Ian Peter MacDonald, director of the West Highland Museum, said: “For some time the museum has been looking for a suitable painting by Sir David Young Cameron to add to the collection. 

“I was walking up Dundas Street in Edinburgh one evening in February and saw this beautiful oil painting by Cameron in the window of the Fine Art Society.

"It was a painting of Knoydart, the very route through which Prince Charles Stewart escaped in 1746.

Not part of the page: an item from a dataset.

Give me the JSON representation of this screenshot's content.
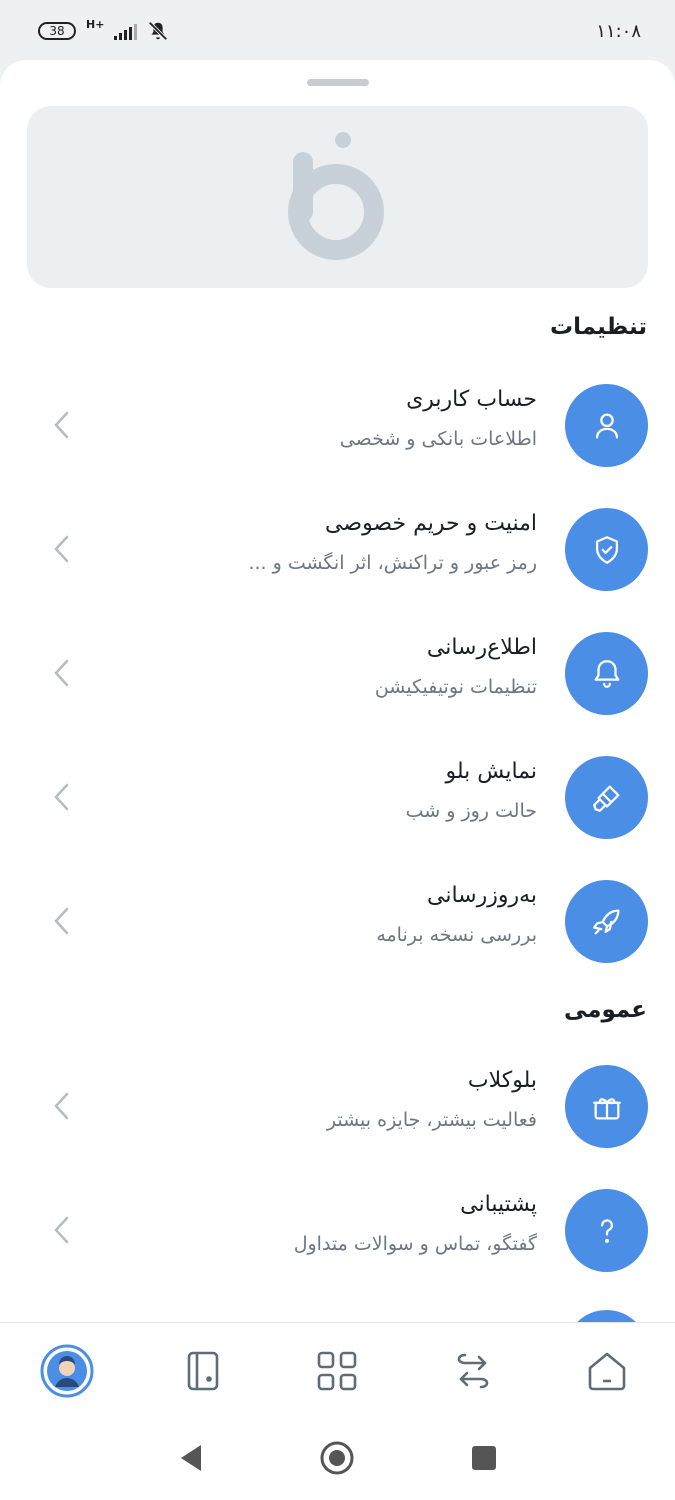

“With the kind support of the Art Fund, it is so rewarding to have this masterwork now hanging in our Jacobite gallery.”